The scourge of the yucca plant

Rarely do I find a flowering plant that I do not like. The yucca, pronounced YUCK-a, is one plant 
The light green shaft with
cream colored blooms
is a yucca
that I do not want in my flower garden. I co-existent with one such plant, partly out of guilt of wanting it gone and partly because I was unsuccessful at making it "gone."

Yucca in General

The yucca's sword-like leaves are over a foot long and poke out of the ground like a porcupine, ready to scratch anyone who comes too close. That bush of swords is about three feet in diameter with a base of about two feet. To get an idea of what the yucca bush portion looks like, imagine a vase crammed full of just iris leaves. Now imagine the vase is two feet in diameter and those iris leaves are one to two feet long, so sturdy that they cannot be torn by hand, and have sharp edges and a wicked points.

Each spring, from the nasty yucca base a shaft will grow at outstanding rate. Reaching 12 feet in less than two weeks, this single spear looks ridiculous in its location with one to three foot tall flowering perennials. Aside from its incredible height, I'm fostering an English flower garden and the desert characteristics of the yucca just don't fit in.

A Little History about the Yucca and Me

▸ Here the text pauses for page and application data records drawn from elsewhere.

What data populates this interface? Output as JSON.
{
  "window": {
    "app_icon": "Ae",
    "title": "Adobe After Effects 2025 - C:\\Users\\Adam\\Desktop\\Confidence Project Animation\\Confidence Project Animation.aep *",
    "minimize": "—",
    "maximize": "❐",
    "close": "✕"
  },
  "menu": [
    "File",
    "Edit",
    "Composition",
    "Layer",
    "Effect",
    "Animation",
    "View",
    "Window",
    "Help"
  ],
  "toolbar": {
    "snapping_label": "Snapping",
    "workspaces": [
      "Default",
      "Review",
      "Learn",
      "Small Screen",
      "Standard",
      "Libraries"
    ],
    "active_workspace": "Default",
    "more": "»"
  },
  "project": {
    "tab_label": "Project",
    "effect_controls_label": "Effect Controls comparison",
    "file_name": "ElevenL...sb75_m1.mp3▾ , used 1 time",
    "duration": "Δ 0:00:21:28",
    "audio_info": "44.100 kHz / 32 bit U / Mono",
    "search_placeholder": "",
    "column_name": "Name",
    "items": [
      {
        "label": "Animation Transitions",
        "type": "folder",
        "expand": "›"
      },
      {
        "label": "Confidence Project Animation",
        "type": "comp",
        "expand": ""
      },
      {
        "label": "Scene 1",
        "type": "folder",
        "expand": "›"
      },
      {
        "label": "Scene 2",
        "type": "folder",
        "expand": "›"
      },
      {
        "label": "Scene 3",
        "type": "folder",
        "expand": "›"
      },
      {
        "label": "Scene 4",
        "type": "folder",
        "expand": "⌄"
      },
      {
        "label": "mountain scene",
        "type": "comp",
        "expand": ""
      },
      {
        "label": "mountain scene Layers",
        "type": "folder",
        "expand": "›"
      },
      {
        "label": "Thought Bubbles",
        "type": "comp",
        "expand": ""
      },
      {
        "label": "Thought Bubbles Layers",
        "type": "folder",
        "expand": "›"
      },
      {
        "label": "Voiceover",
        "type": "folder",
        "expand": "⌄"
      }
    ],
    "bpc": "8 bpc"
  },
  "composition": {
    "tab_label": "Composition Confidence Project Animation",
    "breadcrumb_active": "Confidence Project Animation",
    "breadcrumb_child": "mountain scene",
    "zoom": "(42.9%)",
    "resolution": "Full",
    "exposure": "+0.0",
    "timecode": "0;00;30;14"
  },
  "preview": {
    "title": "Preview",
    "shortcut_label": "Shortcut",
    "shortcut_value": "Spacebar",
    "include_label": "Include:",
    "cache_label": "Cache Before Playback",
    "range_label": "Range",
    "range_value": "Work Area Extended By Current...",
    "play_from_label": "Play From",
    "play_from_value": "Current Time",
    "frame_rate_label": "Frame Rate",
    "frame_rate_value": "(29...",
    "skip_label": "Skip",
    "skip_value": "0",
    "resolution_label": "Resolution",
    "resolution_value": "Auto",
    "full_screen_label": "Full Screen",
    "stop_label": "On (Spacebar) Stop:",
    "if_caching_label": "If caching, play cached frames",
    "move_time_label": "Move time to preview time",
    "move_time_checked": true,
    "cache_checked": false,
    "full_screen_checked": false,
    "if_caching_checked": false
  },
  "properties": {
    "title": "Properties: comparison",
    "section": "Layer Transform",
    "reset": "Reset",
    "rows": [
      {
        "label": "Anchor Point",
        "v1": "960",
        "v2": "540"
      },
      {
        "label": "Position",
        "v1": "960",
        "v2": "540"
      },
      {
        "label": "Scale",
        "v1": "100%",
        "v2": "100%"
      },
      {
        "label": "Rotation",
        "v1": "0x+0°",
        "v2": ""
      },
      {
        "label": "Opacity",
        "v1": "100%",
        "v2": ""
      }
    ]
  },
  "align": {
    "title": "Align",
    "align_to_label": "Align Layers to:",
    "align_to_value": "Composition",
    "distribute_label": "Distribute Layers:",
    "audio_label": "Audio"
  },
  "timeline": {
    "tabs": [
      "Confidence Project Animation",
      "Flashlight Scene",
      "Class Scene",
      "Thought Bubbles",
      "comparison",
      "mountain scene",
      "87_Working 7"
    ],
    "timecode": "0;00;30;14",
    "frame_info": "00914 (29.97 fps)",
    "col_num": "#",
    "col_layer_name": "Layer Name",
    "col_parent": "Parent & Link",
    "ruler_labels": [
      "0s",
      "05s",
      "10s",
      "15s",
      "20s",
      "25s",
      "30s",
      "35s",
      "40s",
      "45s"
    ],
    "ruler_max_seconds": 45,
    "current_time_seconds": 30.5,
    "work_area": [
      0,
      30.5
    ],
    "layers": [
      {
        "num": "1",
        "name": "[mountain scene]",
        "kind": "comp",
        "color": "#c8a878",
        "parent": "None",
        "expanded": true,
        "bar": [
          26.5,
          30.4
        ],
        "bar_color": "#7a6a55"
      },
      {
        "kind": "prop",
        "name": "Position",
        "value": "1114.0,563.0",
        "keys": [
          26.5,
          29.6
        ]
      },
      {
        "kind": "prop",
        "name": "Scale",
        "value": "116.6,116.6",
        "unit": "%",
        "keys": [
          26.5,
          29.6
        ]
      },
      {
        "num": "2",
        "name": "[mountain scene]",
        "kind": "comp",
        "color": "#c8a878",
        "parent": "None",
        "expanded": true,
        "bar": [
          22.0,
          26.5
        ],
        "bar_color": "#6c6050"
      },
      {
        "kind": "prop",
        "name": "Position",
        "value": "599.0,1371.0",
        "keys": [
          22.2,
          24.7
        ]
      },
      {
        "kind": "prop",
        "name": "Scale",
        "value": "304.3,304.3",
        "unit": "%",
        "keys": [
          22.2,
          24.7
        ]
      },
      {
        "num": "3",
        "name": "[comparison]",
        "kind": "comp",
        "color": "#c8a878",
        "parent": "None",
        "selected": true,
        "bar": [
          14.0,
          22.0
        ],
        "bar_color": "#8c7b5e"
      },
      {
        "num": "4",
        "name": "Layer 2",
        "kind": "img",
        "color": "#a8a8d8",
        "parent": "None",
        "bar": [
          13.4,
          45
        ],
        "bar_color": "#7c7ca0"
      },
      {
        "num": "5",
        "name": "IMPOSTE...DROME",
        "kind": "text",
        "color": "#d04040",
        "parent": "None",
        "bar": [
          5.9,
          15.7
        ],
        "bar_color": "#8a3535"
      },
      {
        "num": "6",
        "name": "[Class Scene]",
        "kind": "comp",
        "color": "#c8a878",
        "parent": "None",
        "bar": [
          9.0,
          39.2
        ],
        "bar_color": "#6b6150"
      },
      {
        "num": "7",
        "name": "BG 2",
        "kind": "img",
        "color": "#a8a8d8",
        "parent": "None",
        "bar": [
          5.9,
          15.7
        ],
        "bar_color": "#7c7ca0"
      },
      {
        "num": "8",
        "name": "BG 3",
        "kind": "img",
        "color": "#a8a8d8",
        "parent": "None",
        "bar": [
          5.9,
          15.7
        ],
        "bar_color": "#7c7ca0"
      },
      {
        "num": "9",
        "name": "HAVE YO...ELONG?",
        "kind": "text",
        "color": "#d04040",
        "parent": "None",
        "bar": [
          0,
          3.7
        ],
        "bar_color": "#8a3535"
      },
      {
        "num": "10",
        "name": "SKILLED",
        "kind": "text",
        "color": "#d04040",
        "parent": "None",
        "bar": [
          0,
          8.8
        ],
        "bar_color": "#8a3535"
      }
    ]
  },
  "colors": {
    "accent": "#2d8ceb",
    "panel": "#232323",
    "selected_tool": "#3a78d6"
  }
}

The yucca was in the yard when I moved here. The first year I lived here, having never seen a yucca before, I found it ... interesting. There is a profusion of flowers around mid-June at the top of the long shaft. Those flowers hang down like fist-size white bells. The silhouette of the mass of blooms resembles a Christmas tree. Perhaps my love of Christmas is what gave this plant its reprieve to return yet another year. The second year here, that dang yucca was like a thorn in my side, and I mean that literally when I was trying to weed and thin out the flowers growing near it. I just didn't like the yucca, I tell ya; I just didn't like it. After the yucca finished blooming that second year, I used tree loppers to cut down the shaft, which, by the way, is about an inch in diameter and very sturdy. And then I did it, I made the decision that enough is enough. I grabbed the spade and went to work on getting the dang plant out of my flower garden. I also cut the shaft in two and used it to brace tomato plants.

I can laugh about it today, but that was one frustrating day. The roots seemed to go on and on, both down and horizontally. Little yucca-ettes were coming up as far as three feet from the base. Guilt overcame for having taken the life of a healthy plant. At the same time, my mind was imagining what plants I would put in its place next spring.


Yucca buds and blooms
Theeeeeeyyyy're Back!

Reviewing my garden journal, I see that the third year here, getting a late start on outdoor spring cleanup, I found, much to my chagrin, that the dang plant was re-growing. Now, I could have gotten assistance from my husband to eradicate the yucca. He did, after all, remove an overgrown hedge of boxwood at my request. But I felt compassion for the poor plant. I don't water it or fertilize, yet it keeps coming back, year after year. It is certainly determined to survive. More accustomed to dry, arid regions, I can see that by not watering it, I was probably contributing to its success.
I have since found out that there is little that can be done to get rid of yucca, at least not without killing everything within a 1/2 mile radius. It's been ten years now and that spear of flowers is blooming, again. And I'm letting it bloom, again.